• EXERCISE GOAL:
Would you please copy each line below that includes the string "title"?

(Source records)
=-=-=

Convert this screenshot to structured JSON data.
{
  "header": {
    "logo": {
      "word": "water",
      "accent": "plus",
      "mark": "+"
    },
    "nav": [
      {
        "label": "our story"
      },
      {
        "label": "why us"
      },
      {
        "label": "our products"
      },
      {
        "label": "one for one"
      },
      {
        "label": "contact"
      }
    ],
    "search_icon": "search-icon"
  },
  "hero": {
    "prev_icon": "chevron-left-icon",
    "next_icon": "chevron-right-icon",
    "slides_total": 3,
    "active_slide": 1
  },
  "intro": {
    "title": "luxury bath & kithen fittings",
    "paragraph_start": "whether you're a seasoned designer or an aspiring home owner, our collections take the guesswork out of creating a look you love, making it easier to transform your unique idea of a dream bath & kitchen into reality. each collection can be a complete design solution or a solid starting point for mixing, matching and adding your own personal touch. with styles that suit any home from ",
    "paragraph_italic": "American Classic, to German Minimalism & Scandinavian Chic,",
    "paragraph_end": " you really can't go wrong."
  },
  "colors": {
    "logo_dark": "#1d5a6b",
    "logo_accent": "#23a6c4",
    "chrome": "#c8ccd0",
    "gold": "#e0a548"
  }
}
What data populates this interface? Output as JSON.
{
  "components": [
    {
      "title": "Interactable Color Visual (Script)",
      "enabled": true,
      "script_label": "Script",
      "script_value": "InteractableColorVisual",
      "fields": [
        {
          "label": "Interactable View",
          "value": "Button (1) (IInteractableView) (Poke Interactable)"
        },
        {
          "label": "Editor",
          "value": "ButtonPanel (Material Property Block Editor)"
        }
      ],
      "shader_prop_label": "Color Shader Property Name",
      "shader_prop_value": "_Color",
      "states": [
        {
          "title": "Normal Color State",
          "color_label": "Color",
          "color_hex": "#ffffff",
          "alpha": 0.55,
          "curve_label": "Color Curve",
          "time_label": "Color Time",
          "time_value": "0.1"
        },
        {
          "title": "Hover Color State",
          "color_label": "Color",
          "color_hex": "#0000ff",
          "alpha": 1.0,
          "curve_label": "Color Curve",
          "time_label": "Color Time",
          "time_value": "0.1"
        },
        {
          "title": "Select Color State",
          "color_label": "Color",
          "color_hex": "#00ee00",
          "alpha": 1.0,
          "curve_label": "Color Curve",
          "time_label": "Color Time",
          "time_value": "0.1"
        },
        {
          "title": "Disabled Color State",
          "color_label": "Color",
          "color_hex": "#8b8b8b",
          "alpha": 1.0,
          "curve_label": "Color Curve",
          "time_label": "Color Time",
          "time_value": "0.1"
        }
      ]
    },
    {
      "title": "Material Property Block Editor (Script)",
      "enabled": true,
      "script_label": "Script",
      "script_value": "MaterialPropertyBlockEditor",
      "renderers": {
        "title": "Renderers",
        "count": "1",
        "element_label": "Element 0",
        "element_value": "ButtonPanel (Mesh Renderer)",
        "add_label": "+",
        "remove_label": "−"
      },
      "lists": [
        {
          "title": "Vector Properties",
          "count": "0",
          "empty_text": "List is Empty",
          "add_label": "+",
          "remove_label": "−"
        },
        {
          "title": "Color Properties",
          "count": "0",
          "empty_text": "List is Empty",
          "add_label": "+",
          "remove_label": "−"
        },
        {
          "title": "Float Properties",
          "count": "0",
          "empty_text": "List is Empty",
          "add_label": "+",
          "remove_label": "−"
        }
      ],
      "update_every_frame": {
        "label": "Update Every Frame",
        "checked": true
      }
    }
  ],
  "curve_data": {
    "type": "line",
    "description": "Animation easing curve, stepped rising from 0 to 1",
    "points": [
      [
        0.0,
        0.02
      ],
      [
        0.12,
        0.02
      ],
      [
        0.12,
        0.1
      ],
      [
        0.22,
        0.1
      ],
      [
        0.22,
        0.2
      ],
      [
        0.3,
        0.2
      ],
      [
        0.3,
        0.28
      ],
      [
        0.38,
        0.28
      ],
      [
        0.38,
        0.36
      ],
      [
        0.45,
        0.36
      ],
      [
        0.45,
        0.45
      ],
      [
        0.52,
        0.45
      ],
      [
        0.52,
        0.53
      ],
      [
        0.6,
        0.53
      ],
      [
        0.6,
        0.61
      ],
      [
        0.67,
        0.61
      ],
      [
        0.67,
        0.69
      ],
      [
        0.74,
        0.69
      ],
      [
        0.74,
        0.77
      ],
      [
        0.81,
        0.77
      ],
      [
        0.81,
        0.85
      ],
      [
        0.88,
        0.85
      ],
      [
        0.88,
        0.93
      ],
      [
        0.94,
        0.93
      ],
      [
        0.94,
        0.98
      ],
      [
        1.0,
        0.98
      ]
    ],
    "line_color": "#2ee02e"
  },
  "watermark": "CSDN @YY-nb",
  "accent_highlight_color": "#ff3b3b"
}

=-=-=

• RESULT BELOW:
    "title": "luxury bath & kithen fittings",
      "title": "Interactable Color Visual (Script)",
          "title": "Normal Color State",
          "title": "Hover Color State",
          "title": "Select Color State",
          "title": "Disabled Color State",
      "title": "Material Property Block Editor (Script)",
        "title": "Renderers",
          "title": "Vector Properties",
          "title": "Color Properties",
          "title": "Float Properties",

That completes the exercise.